Sir Geoffrey further said statutory obligations are ignored all over the world every day – from speed limits on the road to the submission of tax returns – even though this doesn’t excuse the behaviour.
Sir Geoffrey further pointed out that no member had even ever asked to see the register even though it could only be accessed through one of three methods — payment by an HOA member, a court order, or a criminal investigation. The Act was amended this year to allow for a COI to be given access to the register.
Since a register can only work or justify its existence if it were an effective democratic tool, and given the fact that the register was not kept up to date, Sir Geoffrey described the Act’s design as being “stillborn”.
“Somebody needs to be able to look at it and say, ‘but that person hasn’t declared [their interests]’,” he argued. “It needs to be able to be referred to by at least the members in debate if necessary.”

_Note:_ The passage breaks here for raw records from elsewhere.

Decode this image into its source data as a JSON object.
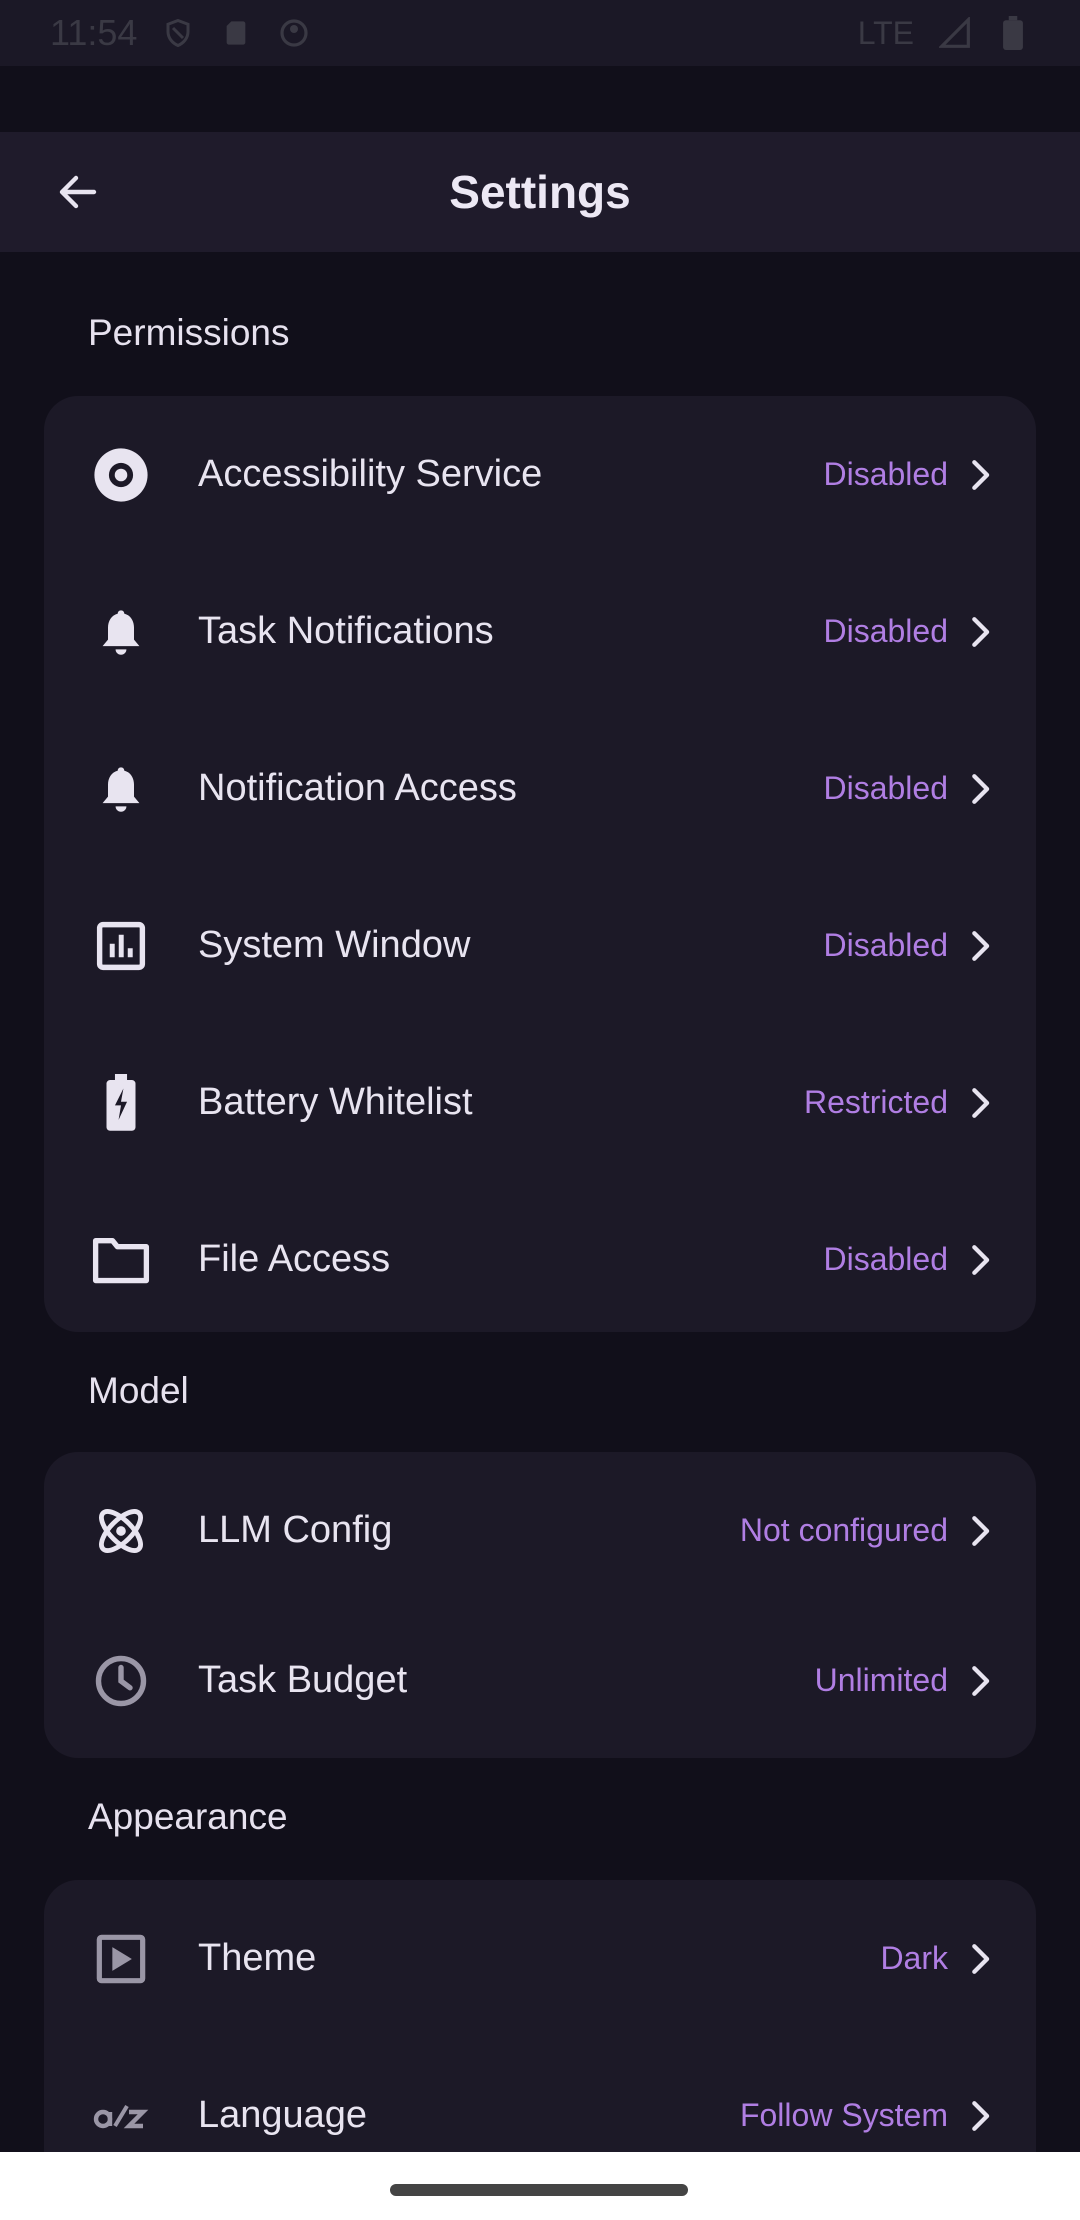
{
  "status_bar": {
    "time": "11:54",
    "network": "LTE"
  },
  "app_bar": {
    "title": "Settings",
    "back_icon": "arrow-back-icon"
  },
  "sections": {
    "permissions": {
      "title": "Permissions",
      "items": [
        {
          "label": "Accessibility Service",
          "value": "Disabled",
          "icon": "accessibility-icon"
        },
        {
          "label": "Task Notifications",
          "value": "Disabled",
          "icon": "bell-icon"
        },
        {
          "label": "Notification Access",
          "value": "Disabled",
          "icon": "bell-icon"
        },
        {
          "label": "System Window",
          "value": "Disabled",
          "icon": "bar-chart-icon"
        },
        {
          "label": "Battery Whitelist",
          "value": "Restricted",
          "icon": "battery-charging-icon"
        },
        {
          "label": "File Access",
          "value": "Disabled",
          "icon": "folder-icon"
        }
      ]
    },
    "model": {
      "title": "Model",
      "items": [
        {
          "label": "LLM Config",
          "value": "Not configured",
          "icon": "atom-icon"
        },
        {
          "label": "Task Budget",
          "value": "Unlimited",
          "icon": "clock-icon"
        }
      ]
    },
    "appearance": {
      "title": "Appearance",
      "items": [
        {
          "label": "Theme",
          "value": "Dark",
          "icon": "theme-play-icon"
        },
        {
          "label": "Language",
          "value": "Follow System",
          "icon": "translate-az-icon"
        }
      ]
    }
  },
  "colors": {
    "background": "#110f1a",
    "card": "#1c1927",
    "app_bar": "#1f1b2b",
    "accent": "#b07ee3",
    "text": "#e8e4f0"
  }
}
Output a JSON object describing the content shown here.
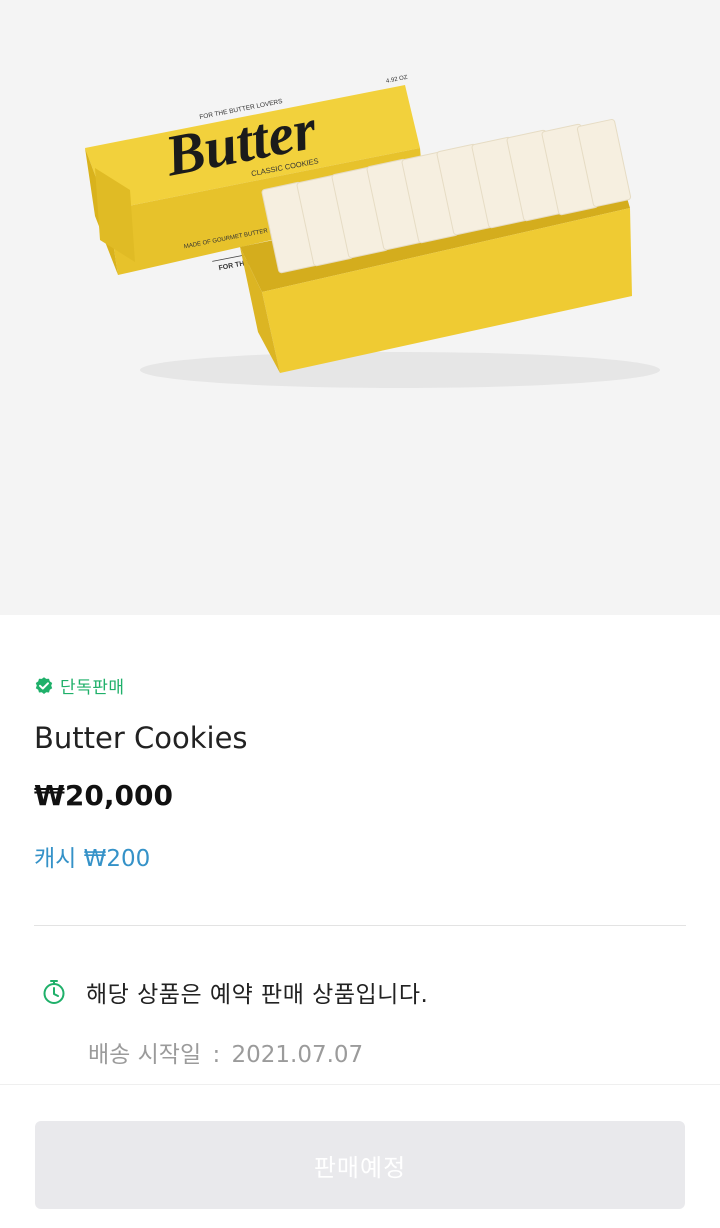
{
  "product": {
    "image_alt": "Butter Classic Cookies box",
    "box_print": {
      "brand": "Butter",
      "line1": "FOR THE BUTTER LOVERS",
      "line2": "CLASSIC COOKIES",
      "line3": "MADE OF GOURMET BUTTER 38.6%",
      "weight": "4.92 OZ",
      "side": "FOR THE BUTT"
    },
    "badge_label": "단독판매",
    "title": "Butter Cookies",
    "price": "₩20,000",
    "cash_label": "캐시",
    "cash_value": "₩200"
  },
  "preorder": {
    "notice": "해당 상품은 예약 판매 상품입니다.",
    "ship_label": "배송 시작일",
    "ship_sep": ":",
    "ship_date": "2021.07.07"
  },
  "cta": {
    "label": "판매예정",
    "enabled": false
  },
  "colors": {
    "accent_green": "#1fb06a",
    "cash_blue": "#3592c8",
    "box_yellow": "#f1cf3a",
    "cta_disabled_bg": "#e9e9ec"
  },
  "icons": {
    "badge": "verified-check-icon",
    "notice": "timer-icon"
  }
}
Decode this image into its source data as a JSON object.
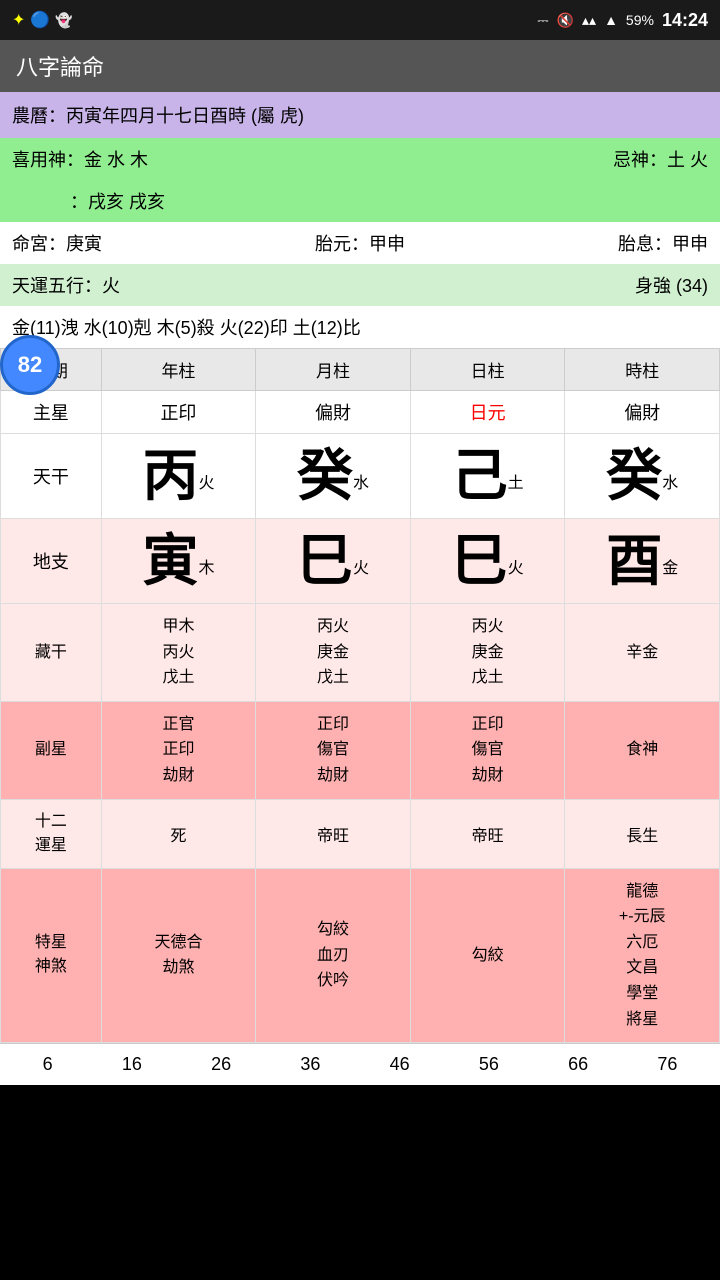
{
  "statusBar": {
    "time": "14:24",
    "battery": "59%",
    "icons": "bluetooth mute wifi signal battery"
  },
  "titleBar": {
    "title": "八字論命"
  },
  "info": {
    "lunarCalendar": "農曆：丙寅年四月十七日酉時 (屬 虎)",
    "favorable": "喜用神：金 水 木",
    "unfavorable": "忌神：土 火",
    "score": "82",
    "nayin": "：戌亥 戌亥",
    "mingGong": "命宮：庚寅",
    "taiYuan": "胎元：甲申",
    "taiXi": "胎息：甲申",
    "tianYun": "天運五行：火",
    "shenQiang": "身強 (34)",
    "fiveElements": "金(11)洩  水(10)剋  木(5)殺  火(22)印  土(12)比"
  },
  "tableHeaders": [
    "日期",
    "年柱",
    "月柱",
    "日柱",
    "時柱"
  ],
  "rows": {
    "zhuXing": {
      "label": "主星",
      "nian": "正印",
      "yue": "偏財",
      "ri": "日元",
      "shi": "偏財",
      "riRed": true
    },
    "tianGan": {
      "label": "天干",
      "nian": {
        "char": "丙",
        "element": "火"
      },
      "yue": {
        "char": "癸",
        "element": "水"
      },
      "ri": {
        "char": "己",
        "element": "土"
      },
      "shi": {
        "char": "癸",
        "element": "水"
      }
    },
    "diZhi": {
      "label": "地支",
      "nian": {
        "char": "寅",
        "element": "木"
      },
      "yue": {
        "char": "巳",
        "element": "火"
      },
      "ri": {
        "char": "巳",
        "element": "火"
      },
      "shi": {
        "char": "酉",
        "element": "金"
      }
    },
    "cangGan": {
      "label": "藏干",
      "nian": "甲木\n丙火\n戊土",
      "yue": "丙火\n庚金\n戊土",
      "ri": "丙火\n庚金\n戊土",
      "shi": "辛金"
    },
    "fuXing": {
      "label": "副星",
      "nian": "正官\n正印\n劫財",
      "yue": "正印\n傷官\n劫財",
      "ri": "正印\n傷官\n劫財",
      "shi": "食神"
    },
    "shiEr": {
      "label": "十二\n運星",
      "nian": "死",
      "yue": "帝旺",
      "ri": "帝旺",
      "shi": "長生"
    },
    "teXing": {
      "label": "特星\n神煞",
      "nian": "天德合\n劫煞",
      "yue": "勾絞\n血刃\n伏吟",
      "ri": "勾絞",
      "shi": "龍德\n+-元辰\n六厄\n文昌\n學堂\n將星"
    }
  },
  "bottomNumbers": [
    "6",
    "16",
    "26",
    "36",
    "46",
    "56",
    "66",
    "76"
  ]
}
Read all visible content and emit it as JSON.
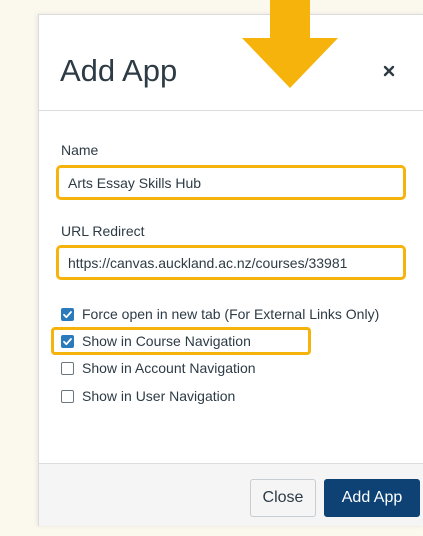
{
  "dialog": {
    "title": "Add App",
    "close_icon": "close-icon"
  },
  "form": {
    "name_label": "Name",
    "name_value": "Arts Essay Skills Hub",
    "url_label": "URL Redirect",
    "url_value": "https://canvas.auckland.ac.nz/courses/33981"
  },
  "options": [
    {
      "label": "Force open in new tab (For External Links Only)",
      "checked": true
    },
    {
      "label": "Show in Course Navigation",
      "checked": true
    },
    {
      "label": "Show in Account Navigation",
      "checked": false
    },
    {
      "label": "Show in User Navigation",
      "checked": false
    }
  ],
  "footer": {
    "close_label": "Close",
    "add_label": "Add App"
  },
  "colors": {
    "highlight": "#f5b30b",
    "primary_button": "#0e4275",
    "checkbox_checked": "#2b7abc"
  }
}
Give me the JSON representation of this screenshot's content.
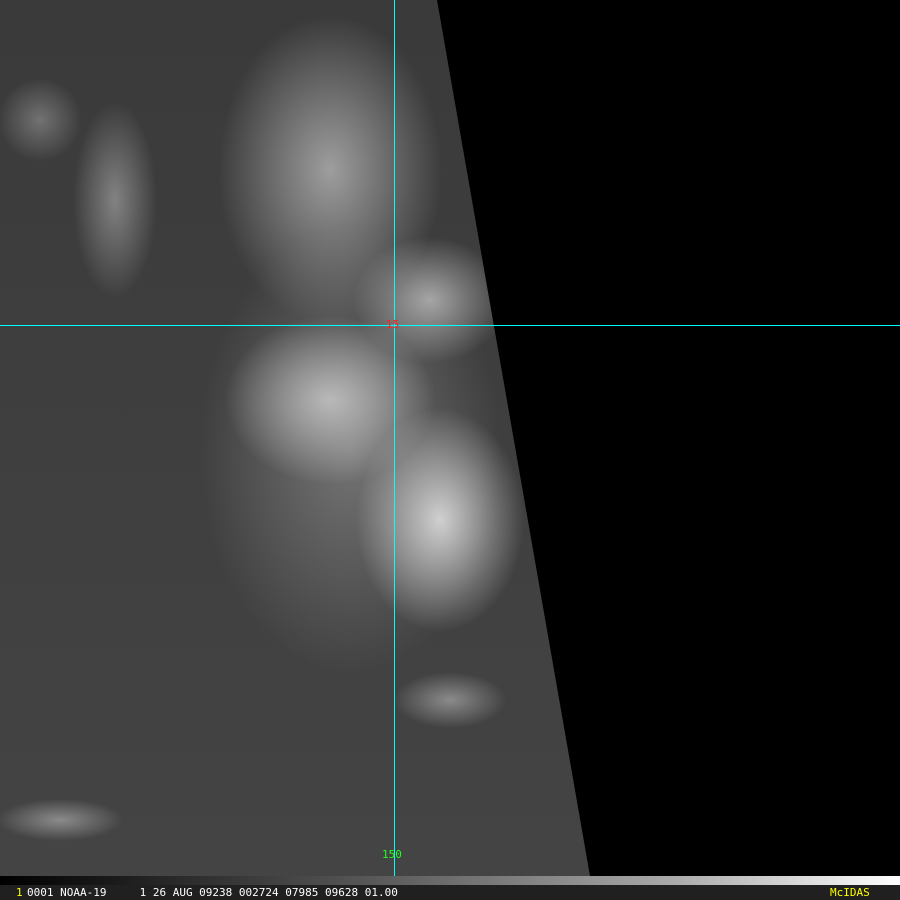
{
  "overlay": {
    "latitude_label": "15",
    "longitude_label": "150",
    "grid_color": "#00ffff"
  },
  "status_bar": {
    "frame_number": "1",
    "text": "0001 NOAA-19     1 26 AUG 09238 002724 07985 09628 01.00",
    "brand": "McIDAS"
  }
}
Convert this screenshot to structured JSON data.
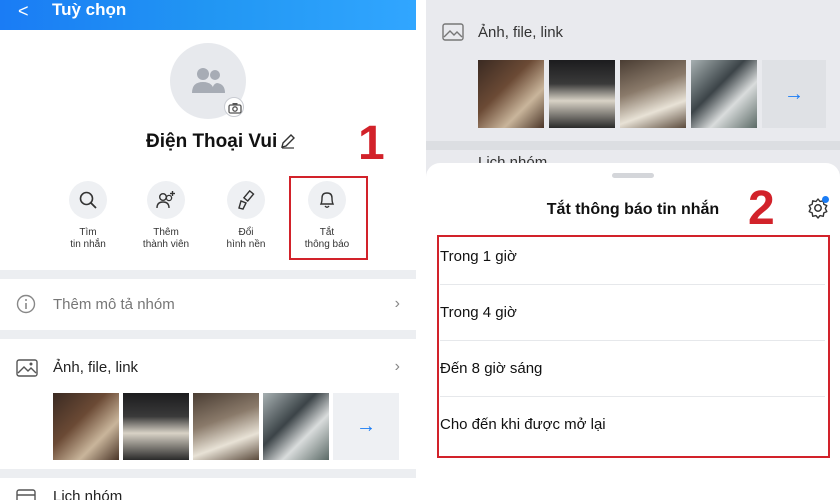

Sir Geoffrey also argued that the UK endured a two-decade struggle to perfect its own Register of Interests Act established in 1975.
“For 20 years, that [UK] register was treated with disrespect and disdain in successive parliaments,” said Sir Geoffrey who further stated that the UK legislature didn’t regulate their register till 1995.
“Now if it took 20 years, for the United Kingdom parliament, for the mother of parliaments, to recognise and internalise the need for transparent registration of interests – not because those inside it were dishonourable – but because they found it hard to acclimatise themselves to the new need for transparency and for reassuring the public as to the central principle,” Sir Geoffrey argued.
He surmised that it was unsurprising that it had taken the BVI 13 years to come to terms thus far with its own struggles, even without any form of training, induction or resources invested into the necessary culture change.
The attorney repeatedly made it clear that his arguments are not intended be an excuse for the HOA’s delinquency over the years.